■ DESCRIPTION OF THE TASK ■
Repeat each of these records exactly.
================================
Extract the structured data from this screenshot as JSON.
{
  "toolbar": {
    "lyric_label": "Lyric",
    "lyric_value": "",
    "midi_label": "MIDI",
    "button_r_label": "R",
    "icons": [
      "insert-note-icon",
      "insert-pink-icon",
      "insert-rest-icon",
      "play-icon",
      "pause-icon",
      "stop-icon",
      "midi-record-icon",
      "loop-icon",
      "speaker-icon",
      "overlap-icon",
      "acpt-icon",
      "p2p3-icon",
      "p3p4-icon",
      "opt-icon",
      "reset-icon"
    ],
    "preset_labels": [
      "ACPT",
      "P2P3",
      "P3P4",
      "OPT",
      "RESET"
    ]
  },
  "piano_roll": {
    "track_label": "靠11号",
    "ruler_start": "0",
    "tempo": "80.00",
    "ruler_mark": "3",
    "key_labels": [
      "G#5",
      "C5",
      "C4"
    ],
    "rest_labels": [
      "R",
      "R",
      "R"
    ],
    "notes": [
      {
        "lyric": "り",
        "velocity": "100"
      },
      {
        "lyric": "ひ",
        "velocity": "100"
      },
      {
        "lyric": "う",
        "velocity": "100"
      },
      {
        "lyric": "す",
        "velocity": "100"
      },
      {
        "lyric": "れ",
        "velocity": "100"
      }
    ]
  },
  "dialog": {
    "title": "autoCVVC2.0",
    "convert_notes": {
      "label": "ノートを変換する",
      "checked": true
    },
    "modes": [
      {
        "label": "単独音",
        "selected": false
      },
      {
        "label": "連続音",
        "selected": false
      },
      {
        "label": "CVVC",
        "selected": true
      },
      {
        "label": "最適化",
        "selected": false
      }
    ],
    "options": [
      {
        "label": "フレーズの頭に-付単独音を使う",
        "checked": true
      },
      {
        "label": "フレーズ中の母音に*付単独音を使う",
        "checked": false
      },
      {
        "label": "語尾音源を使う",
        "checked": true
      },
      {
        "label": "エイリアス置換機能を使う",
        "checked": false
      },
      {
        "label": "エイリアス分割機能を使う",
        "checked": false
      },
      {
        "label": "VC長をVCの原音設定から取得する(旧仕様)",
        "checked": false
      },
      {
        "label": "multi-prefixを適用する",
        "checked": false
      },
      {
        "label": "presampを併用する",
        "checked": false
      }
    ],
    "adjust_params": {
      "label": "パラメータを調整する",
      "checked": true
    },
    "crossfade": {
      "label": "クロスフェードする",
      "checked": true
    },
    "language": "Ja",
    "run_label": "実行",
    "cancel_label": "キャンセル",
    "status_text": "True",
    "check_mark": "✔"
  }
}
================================
■ RESPONSE ■
Extract the structured data from this screenshot as JSON.
{
  "toolbar": {
    "lyric_label": "Lyric",
    "lyric_value": "",
    "midi_label": "MIDI",
    "button_r_label": "R",
    "icons": [
      "insert-note-icon",
      "insert-pink-icon",
      "insert-rest-icon",
      "play-icon",
      "pause-icon",
      "stop-icon",
      "midi-record-icon",
      "loop-icon",
      "speaker-icon",
      "overlap-icon",
      "acpt-icon",
      "p2p3-icon",
      "p3p4-icon",
      "opt-icon",
      "reset-icon"
    ],
    "preset_labels": [
      "ACPT",
      "P2P3",
      "P3P4",
      "OPT",
      "RESET"
    ]
  },
  "piano_roll": {
    "track_label": "靠11号",
    "ruler_start": "0",
    "tempo": "80.00",
    "ruler_mark": "3",
    "key_labels": [
      "G#5",
      "C5",
      "C4"
    ],
    "rest_labels": [
      "R",
      "R",
      "R"
    ],
    "notes": [
      {
        "lyric": "り",
        "velocity": "100"
      },
      {
        "lyric": "ひ",
        "velocity": "100"
      },
      {
        "lyric": "う",
        "velocity": "100"
      },
      {
        "lyric": "す",
        "velocity": "100"
      },
      {
        "lyric": "れ",
        "velocity": "100"
      }
    ]
  },
  "dialog": {
    "title": "autoCVVC2.0",
    "convert_notes": {
      "label": "ノートを変換する",
      "checked": true
    },
    "modes": [
      {
        "label": "単独音",
        "selected": false
      },
      {
        "label": "連続音",
        "selected": false
      },
      {
        "label": "CVVC",
        "selected": true
      },
      {
        "label": "最適化",
        "selected": false
      }
    ],
    "options": [
      {
        "label": "フレーズの頭に-付単独音を使う",
        "checked": true
      },
      {
        "label": "フレーズ中の母音に*付単独音を使う",
        "checked": false
      },
      {
        "label": "語尾音源を使う",
        "checked": true
      },
      {
        "label": "エイリアス置換機能を使う",
        "checked": false
      },
      {
        "label": "エイリアス分割機能を使う",
        "checked": false
      },
      {
        "label": "VC長をVCの原音設定から取得する(旧仕様)",
        "checked": false
      },
      {
        "label": "multi-prefixを適用する",
        "checked": false
      },
      {
        "label": "presampを併用する",
        "checked": false
      }
    ],
    "adjust_params": {
      "label": "パラメータを調整する",
      "checked": true
    },
    "crossfade": {
      "label": "クロスフェードする",
      "checked": true
    },
    "language": "Ja",
    "run_label": "実行",
    "cancel_label": "キャンセル",
    "status_text": "True",
    "check_mark": "✔"
  }
}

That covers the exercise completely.